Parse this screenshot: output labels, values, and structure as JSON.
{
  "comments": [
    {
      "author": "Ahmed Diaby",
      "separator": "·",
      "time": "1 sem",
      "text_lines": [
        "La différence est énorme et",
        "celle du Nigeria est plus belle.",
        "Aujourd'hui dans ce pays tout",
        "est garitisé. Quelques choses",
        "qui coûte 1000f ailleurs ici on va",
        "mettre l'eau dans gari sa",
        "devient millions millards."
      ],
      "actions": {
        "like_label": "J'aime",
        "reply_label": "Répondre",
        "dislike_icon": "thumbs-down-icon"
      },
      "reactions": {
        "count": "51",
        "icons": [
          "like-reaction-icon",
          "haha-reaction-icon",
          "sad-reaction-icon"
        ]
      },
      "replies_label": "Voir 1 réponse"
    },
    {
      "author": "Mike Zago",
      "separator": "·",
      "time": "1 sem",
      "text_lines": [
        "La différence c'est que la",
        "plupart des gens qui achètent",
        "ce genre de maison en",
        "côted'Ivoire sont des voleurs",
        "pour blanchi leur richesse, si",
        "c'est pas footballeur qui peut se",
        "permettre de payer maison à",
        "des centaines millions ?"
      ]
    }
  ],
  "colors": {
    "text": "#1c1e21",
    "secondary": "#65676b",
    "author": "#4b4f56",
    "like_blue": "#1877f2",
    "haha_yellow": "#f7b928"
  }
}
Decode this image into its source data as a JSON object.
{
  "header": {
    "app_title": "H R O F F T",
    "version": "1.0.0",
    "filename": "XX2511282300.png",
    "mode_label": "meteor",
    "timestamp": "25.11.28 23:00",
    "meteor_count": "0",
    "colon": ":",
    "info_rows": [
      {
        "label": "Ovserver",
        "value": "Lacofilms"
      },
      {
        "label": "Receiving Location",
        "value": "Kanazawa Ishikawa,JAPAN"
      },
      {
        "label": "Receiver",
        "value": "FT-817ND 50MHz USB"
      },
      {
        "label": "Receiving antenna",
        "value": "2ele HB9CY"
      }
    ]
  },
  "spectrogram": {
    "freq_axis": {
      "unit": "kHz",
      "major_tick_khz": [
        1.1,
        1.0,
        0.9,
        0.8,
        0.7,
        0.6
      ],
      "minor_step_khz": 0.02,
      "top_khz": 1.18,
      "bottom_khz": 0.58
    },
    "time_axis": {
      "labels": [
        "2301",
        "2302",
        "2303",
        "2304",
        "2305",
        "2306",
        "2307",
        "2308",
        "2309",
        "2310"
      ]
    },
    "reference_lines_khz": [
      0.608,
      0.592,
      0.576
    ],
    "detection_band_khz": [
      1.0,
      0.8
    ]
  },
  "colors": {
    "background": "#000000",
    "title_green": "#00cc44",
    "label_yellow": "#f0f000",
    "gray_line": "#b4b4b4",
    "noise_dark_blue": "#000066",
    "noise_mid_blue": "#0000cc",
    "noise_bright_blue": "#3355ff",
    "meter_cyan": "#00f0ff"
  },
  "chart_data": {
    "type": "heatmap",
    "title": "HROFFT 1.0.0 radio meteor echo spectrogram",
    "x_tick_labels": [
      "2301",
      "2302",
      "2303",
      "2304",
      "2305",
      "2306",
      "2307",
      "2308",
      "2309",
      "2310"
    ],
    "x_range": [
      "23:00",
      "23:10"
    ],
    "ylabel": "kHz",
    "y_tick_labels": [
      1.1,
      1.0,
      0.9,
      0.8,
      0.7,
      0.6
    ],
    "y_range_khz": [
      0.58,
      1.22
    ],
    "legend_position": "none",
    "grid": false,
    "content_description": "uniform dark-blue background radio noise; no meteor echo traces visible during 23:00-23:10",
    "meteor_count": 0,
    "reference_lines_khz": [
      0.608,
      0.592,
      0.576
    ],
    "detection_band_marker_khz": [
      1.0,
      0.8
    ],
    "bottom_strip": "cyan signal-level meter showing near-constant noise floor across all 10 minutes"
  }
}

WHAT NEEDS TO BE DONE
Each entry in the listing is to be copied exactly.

SOLUTION TO THIS EXERCISE
Parse this screenshot: output labels, values, and structure as JSON.
{
  "comments": [
    {
      "author": "Ahmed Diaby",
      "separator": "·",
      "time": "1 sem",
      "text_lines": [
        "La différence est énorme et",
        "celle du Nigeria est plus belle.",
        "Aujourd'hui dans ce pays tout",
        "est garitisé. Quelques choses",
        "qui coûte 1000f ailleurs ici on va",
        "mettre l'eau dans gari sa",
        "devient millions millards."
      ],
      "actions": {
        "like_label": "J'aime",
        "reply_label": "Répondre",
        "dislike_icon": "thumbs-down-icon"
      },
      "reactions": {
        "count": "51",
        "icons": [
          "like-reaction-icon",
          "haha-reaction-icon",
          "sad-reaction-icon"
        ]
      },
      "replies_label": "Voir 1 réponse"
    },
    {
      "author": "Mike Zago",
      "separator": "·",
      "time": "1 sem",
      "text_lines": [
        "La différence c'est que la",
        "plupart des gens qui achètent",
        "ce genre de maison en",
        "côted'Ivoire sont des voleurs",
        "pour blanchi leur richesse, si",
        "c'est pas footballeur qui peut se",
        "permettre de payer maison à",
        "des centaines millions ?"
      ]
    }
  ],
  "colors": {
    "text": "#1c1e21",
    "secondary": "#65676b",
    "author": "#4b4f56",
    "like_blue": "#1877f2",
    "haha_yellow": "#f7b928"
  }
}
Decode this image into its source data as a JSON object.
{
  "header": {
    "app_title": "H R O F F T",
    "version": "1.0.0",
    "filename": "XX2511282300.png",
    "mode_label": "meteor",
    "timestamp": "25.11.28 23:00",
    "meteor_count": "0",
    "colon": ":",
    "info_rows": [
      {
        "label": "Ovserver",
        "value": "Lacofilms"
      },
      {
        "label": "Receiving Location",
        "value": "Kanazawa Ishikawa,JAPAN"
      },
      {
        "label": "Receiver",
        "value": "FT-817ND 50MHz USB"
      },
      {
        "label": "Receiving antenna",
        "value": "2ele HB9CY"
      }
    ]
  },
  "spectrogram": {
    "freq_axis": {
      "unit": "kHz",
      "major_tick_khz": [
        1.1,
        1.0,
        0.9,
        0.8,
        0.7,
        0.6
      ],
      "minor_step_khz": 0.02,
      "top_khz": 1.18,
      "bottom_khz": 0.58
    },
    "time_axis": {
      "labels": [
        "2301",
        "2302",
        "2303",
        "2304",
        "2305",
        "2306",
        "2307",
        "2308",
        "2309",
        "2310"
      ]
    },
    "reference_lines_khz": [
      0.608,
      0.592,
      0.576
    ],
    "detection_band_khz": [
      1.0,
      0.8
    ]
  },
  "colors": {
    "background": "#000000",
    "title_green": "#00cc44",
    "label_yellow": "#f0f000",
    "gray_line": "#b4b4b4",
    "noise_dark_blue": "#000066",
    "noise_mid_blue": "#0000cc",
    "noise_bright_blue": "#3355ff",
    "meter_cyan": "#00f0ff"
  },
  "chart_data": {
    "type": "heatmap",
    "title": "HROFFT 1.0.0 radio meteor echo spectrogram",
    "x_tick_labels": [
      "2301",
      "2302",
      "2303",
      "2304",
      "2305",
      "2306",
      "2307",
      "2308",
      "2309",
      "2310"
    ],
    "x_range": [
      "23:00",
      "23:10"
    ],
    "ylabel": "kHz",
    "y_tick_labels": [
      1.1,
      1.0,
      0.9,
      0.8,
      0.7,
      0.6
    ],
    "y_range_khz": [
      0.58,
      1.22
    ],
    "legend_position": "none",
    "grid": false,
    "content_description": "uniform dark-blue background radio noise; no meteor echo traces visible during 23:00-23:10",
    "meteor_count": 0,
    "reference_lines_khz": [
      0.608,
      0.592,
      0.576
    ],
    "detection_band_marker_khz": [
      1.0,
      0.8
    ],
    "bottom_strip": "cyan signal-level meter showing near-constant noise floor across all 10 minutes"
  }
}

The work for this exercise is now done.